Meanwhile the fact that a free day pass is considered reward for volunteering highlights the reality that most public lands are not free for the public to use.
"Itâ€™s a regressive policy," said Silver, talking aboutcharging fees for use of public land use. "It means middle class Americans can enjoy public lands without them being littered by low-income people."
Joyce Biro, the recreations fee coordinator for the US Forest Service in the Pacific Northwest, said that the majority of national forests are still free to use, but parks and forests that include higher levels of development like bathrooms, boat launches or visitorsâ€™ centers charge fees for maintenance.

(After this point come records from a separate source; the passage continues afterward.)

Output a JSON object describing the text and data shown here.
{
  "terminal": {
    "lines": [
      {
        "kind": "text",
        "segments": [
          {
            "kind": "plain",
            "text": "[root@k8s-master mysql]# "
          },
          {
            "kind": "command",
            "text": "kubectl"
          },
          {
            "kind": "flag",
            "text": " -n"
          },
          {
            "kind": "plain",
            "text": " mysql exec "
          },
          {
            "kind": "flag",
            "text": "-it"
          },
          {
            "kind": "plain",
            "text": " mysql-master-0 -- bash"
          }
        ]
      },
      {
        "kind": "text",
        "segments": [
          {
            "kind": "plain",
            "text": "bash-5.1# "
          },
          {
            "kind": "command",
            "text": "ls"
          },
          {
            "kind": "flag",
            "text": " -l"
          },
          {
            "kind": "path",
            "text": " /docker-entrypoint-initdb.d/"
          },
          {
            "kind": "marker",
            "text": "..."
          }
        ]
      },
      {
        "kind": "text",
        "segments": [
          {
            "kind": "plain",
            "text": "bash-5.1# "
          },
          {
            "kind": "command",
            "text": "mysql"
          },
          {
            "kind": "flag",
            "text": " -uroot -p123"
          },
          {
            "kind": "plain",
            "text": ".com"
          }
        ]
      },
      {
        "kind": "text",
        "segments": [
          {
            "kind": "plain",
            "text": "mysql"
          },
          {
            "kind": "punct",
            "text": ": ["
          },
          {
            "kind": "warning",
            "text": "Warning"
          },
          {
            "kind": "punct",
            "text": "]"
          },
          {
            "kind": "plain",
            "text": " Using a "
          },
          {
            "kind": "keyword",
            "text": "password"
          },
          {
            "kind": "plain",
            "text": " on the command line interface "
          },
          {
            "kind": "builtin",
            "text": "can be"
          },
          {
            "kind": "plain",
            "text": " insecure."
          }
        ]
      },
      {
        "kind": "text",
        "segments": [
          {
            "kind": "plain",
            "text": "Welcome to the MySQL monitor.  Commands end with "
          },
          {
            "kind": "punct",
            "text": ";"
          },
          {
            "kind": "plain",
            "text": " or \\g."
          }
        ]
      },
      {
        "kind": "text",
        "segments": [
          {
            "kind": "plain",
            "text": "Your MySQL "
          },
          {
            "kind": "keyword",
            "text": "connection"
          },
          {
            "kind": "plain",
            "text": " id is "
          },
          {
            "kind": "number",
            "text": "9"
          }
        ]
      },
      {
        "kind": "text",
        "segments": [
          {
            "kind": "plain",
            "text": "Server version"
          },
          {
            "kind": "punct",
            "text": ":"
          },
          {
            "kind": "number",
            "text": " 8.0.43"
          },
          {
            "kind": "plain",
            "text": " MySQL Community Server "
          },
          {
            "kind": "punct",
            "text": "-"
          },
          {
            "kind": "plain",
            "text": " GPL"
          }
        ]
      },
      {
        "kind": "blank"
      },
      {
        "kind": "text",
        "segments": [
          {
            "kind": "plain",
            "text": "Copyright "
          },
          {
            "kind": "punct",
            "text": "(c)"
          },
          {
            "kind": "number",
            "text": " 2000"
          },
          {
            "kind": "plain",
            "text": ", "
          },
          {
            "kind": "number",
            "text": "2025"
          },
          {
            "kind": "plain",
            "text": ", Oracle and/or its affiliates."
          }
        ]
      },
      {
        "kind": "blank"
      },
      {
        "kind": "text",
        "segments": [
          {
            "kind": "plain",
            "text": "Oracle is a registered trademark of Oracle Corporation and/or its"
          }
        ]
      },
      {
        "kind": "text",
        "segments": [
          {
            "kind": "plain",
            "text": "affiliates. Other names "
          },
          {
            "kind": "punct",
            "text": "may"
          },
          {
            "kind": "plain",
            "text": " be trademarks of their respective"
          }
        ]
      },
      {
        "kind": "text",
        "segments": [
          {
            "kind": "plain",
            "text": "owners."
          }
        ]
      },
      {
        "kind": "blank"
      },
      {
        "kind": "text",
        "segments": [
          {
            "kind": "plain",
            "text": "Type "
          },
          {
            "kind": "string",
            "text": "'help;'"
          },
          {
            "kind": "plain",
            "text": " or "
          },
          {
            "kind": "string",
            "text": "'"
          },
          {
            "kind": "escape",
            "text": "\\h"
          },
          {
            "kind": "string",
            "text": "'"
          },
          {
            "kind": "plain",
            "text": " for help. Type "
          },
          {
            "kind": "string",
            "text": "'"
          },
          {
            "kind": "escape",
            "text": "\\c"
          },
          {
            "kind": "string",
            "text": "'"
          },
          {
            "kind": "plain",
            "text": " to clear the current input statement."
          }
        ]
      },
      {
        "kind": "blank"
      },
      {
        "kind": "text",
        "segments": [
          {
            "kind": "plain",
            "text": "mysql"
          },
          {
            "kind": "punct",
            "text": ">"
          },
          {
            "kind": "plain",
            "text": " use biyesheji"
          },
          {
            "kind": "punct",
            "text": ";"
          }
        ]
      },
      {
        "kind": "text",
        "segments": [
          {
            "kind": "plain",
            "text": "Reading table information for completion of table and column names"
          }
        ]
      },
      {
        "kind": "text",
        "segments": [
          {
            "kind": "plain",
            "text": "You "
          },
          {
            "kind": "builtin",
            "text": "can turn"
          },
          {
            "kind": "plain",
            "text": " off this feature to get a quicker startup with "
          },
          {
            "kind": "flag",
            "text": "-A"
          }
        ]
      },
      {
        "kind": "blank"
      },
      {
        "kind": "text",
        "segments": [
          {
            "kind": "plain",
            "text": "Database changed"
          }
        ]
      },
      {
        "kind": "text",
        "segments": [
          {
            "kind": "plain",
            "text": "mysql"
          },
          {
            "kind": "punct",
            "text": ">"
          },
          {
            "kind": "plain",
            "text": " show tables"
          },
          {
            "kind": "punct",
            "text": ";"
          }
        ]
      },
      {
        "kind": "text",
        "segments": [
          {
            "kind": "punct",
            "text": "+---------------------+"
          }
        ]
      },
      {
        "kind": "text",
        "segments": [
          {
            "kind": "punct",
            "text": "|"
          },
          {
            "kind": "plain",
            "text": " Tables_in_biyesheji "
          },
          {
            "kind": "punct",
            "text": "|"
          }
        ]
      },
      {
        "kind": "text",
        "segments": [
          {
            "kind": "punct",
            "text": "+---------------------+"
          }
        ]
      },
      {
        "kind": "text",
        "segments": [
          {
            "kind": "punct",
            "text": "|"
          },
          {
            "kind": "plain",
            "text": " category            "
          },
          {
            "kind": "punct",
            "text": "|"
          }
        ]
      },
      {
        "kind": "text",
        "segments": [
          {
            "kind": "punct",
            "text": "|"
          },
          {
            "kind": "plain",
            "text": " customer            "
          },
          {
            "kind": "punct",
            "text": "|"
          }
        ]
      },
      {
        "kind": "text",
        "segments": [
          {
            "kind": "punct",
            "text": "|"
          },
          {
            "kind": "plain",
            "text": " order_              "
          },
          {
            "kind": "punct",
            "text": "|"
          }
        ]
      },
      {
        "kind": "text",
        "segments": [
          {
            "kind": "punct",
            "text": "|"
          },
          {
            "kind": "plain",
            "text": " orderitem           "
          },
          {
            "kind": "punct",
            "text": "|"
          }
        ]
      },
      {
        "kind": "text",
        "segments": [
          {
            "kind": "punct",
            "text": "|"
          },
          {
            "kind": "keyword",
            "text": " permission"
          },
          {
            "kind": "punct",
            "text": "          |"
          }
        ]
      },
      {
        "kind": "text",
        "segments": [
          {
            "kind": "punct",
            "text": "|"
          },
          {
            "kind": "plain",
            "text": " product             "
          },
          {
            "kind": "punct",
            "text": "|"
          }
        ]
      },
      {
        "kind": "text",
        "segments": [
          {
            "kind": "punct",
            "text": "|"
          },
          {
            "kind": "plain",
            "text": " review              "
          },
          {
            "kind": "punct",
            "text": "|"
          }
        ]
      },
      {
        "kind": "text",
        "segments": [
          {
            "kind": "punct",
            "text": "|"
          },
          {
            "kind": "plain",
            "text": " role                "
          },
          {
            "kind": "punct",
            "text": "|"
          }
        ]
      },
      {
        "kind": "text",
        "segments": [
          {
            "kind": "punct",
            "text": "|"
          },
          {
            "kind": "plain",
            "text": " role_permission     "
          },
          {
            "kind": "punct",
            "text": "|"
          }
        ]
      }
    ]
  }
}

"The opposition [to fees] says that federal taxes should be covering that," she explained. "And they do to a certain extent, but if you just wait for funds from the feds they might never trickle down for that particular development. We charge fees in areas with higher rates of development, because youâ€™re paying for those amenities."
Jennifer Eberlein, recreation fee manager for the US Forest Service, noted that entrance fees are kept within a given park or forest, giving local rangers more flexibility and control in using the funds.
"We use it for garbage pick-up and more patrols," she said. "We do surveys to ask people what they want to see more of, and the top two things are garbage pick-up and cleaning the restrooms more often."
National parks and forests are turning to sponsorships from private companies like Toyota and volunteers as budget cuts made by the Bush administration over the past few years have had a notable effect on staffing levels and services. A report earlier this year by the nonprofit National Parks Conservation Association said the parks are being under-funded by as much as $600 million a year.
â€˜Culture of Fearâ€™ in the Park Service
Safety, maintenance and access have been hurt at parks around the country because of the cuts, while at the same time park employees are being pressured to keep quiet about the effects. In August the Departmentâ€™s of the Interiorâ€™s Office of the Inspector General issued a report based on a survey of nearly 10,000 park and forest employees. The majority of respondents said perceive a "culture of fear" in which anything they say contrary to the official line will be used to fire or otherwise retaliate against them.
In December 2003 National Park Service chief Teresa Chambers was placed on administrative leave and later fired after she told a Washington Post reporter that parks were understaffed and suffering. Her appeal for reinstatement is still going through administrative channels.
"If you go against the grain, you definitely put your job on the line," said Jeff Ruch, executive director of Public Employees for Environmental Responsibility, a group representing park service and other government workers. "Thereâ€™s a greater fear of retaliation."
The effects of the budget cuts are widespread, as is the impact of requirements related to the so-called "War on Terror." The Homeland Security Department is demanding parks beef up security functions but provides no extra resources with which to do so. The National Parks Conservation Association report says that $50 million of the $600 million funding shortage is due to requirements for more officers at "icons" like the Golden Gate Bridge and Statue of Liberty.
Reportedly as a result of the reprioritization of security efforts, American Indian artifacts have been stolen, some facilities have deteriorated, ancient rock formations have been left unguarded and guided tours have at some sites have been eliminated or drastically reduced.
Critics fear the cost of maintaining public lands is being balanced against their potential revenue-making ability, and decisions made according to that criteria. If they are right, such a paradigm represents a drastic departure from the original mandate of the various agencies charged with tending to federal lands.
"Not long ago we understood that public lands were a public good, and encouraged people to use them," said Silver. "Now weâ€™re looking at public lands as something that can be branded and packaged and sold. Before we were in the business of maintaining resources, now weâ€™re looking at them as prepackaged experiences with a certain value and a certain cost."